News Politics Australian Politics Federal Election 2022 PM denies he’s embarrassed on climate

PM denies he’s embarrassed on climate

Victorian state budget to focus on health, cost of living

10 News First – Disclaimer

Twitter Facebook Reddit Pinterest Email

Scott Morrison has denied suggestions he has been embarrassed by businesses on climate change action.

Labor has accused the government of being left in the wake of business and industry getting on with delivering net zero emissions, with clean energy advocate and businessman Mike Cannon-Brookes being the latest example as he takes a 11 per cent stake in energy firm AGL.

As the prime minister battles to save key seats from independents campaigning on a stronger climate stance, Mr Morrison said the government had taken significant action on climate change.

The prime minister began the day campaigning in the seat of Dunkley, southeast of Melbourne, which is held by Labor by 2.7 per cent.

Visiting a local fruit and vegetable shop with Liberal candidate Sharn Coombs, Mr Morrison said the coalition had put up an “economic shield” for Australians against the rising cost of living.

Mr Morrison said the government’s net-zero emissions target by 2050 had struck the right balance on affordable energy.

“(Power prices) have fallen over 10 per cent since I became prime minister,” he said.

“Those electricity prices is what they pay here to keep the fridges on and keep people employed.”

He said action on power prices had been among the measures insulating people from increasing costs.

“If you don’t support reliable, affordable energy and don’t have balanced targets on these things, you’re going to put more pressure on families and households and small businesses,” he told reporters.

“If you allow electricity prices to rise by having unbalanced emissions reduction targets, then the price of (food) goes up, it just all goes up.”

While visiting the fruit and vegetable store, the shop’s owner told the prime minister the cost of food in the store was expected to rise in coming months.

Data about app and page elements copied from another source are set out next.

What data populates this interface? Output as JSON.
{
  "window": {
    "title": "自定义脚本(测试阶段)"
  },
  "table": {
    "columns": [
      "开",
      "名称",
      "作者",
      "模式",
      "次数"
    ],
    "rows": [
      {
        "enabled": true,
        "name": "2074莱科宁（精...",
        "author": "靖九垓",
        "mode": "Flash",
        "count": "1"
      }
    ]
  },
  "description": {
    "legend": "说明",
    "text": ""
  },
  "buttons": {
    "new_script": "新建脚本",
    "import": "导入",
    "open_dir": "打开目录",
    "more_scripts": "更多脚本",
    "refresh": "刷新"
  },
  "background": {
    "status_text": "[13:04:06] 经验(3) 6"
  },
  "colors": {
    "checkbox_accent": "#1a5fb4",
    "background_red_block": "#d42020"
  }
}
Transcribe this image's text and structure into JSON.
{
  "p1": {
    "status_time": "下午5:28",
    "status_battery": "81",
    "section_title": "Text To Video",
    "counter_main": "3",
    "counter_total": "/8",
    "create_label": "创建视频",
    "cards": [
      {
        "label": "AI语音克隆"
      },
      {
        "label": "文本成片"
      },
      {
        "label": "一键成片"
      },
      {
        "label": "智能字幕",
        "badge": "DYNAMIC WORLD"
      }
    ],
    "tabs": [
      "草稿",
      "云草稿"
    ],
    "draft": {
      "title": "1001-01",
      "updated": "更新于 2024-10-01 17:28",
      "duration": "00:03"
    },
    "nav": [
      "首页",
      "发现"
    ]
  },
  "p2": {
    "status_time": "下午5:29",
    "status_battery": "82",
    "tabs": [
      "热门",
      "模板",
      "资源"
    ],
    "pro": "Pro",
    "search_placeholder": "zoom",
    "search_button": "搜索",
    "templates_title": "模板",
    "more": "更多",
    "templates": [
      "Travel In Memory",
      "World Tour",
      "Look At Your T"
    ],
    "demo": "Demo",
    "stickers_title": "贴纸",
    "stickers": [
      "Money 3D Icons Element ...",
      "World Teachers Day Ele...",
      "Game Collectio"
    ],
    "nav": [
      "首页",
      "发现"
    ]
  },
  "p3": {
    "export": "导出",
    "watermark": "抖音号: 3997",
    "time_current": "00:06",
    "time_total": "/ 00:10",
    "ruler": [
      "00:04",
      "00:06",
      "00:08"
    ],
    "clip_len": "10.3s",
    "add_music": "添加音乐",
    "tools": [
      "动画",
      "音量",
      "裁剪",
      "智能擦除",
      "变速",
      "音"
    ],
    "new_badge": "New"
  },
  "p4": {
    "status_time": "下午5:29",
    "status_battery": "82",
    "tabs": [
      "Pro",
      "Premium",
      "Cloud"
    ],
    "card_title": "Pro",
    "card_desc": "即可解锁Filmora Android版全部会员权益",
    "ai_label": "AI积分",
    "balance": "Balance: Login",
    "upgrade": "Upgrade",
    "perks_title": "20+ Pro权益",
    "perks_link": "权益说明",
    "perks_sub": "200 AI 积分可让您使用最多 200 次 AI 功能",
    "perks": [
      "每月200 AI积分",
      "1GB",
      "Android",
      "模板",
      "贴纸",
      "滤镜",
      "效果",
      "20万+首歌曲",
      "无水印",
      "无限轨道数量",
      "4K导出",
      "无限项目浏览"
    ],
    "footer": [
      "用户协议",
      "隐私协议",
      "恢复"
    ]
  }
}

Mr Morrison helped to pack an online order at the store, while also speaking to workers.

However, he was briefly heckled by some shoppers in the store at the time, with one shouting “go Albo”, while another described him as “Scotty from marketing”.

Labor climate spokesman Chris Bowen said business was setting a clear direction.

“Business and industry are way ahead of the government, getting on with the job of transitioning to net zero and leaving the federal government in their wake,” he said.

Mr Morrison will spend Tuesday campaigning in Melbourne in key marginal seats.

Earlier on Tuesday, the prime minister defended his government’s record on public hospital funding.

However, speaking on Melbourne radio station 3AW, he insisted the buck stopped with state governments on systemic health issues.

Under pressure from state premiers demanding more federal health funding, the prime minister claims they won’t take direction on how to spend it.

“The thing about our federation is we’ve all got to take responsibility for the things we do,” he said.

“One of the things that state governments don’t welcome from federal governments when we give them money, they don’t like us to tell them how they should be running the hospitals.”

Victorian Premier Daniel Andrews intends to team up with fellow state and territory leaders to push the next federal government to maintain the equal health funding partnership established during the pandemic.

The West Australian government has also announced a $252 million package to improve emergency departments as part of its upcoming state budget.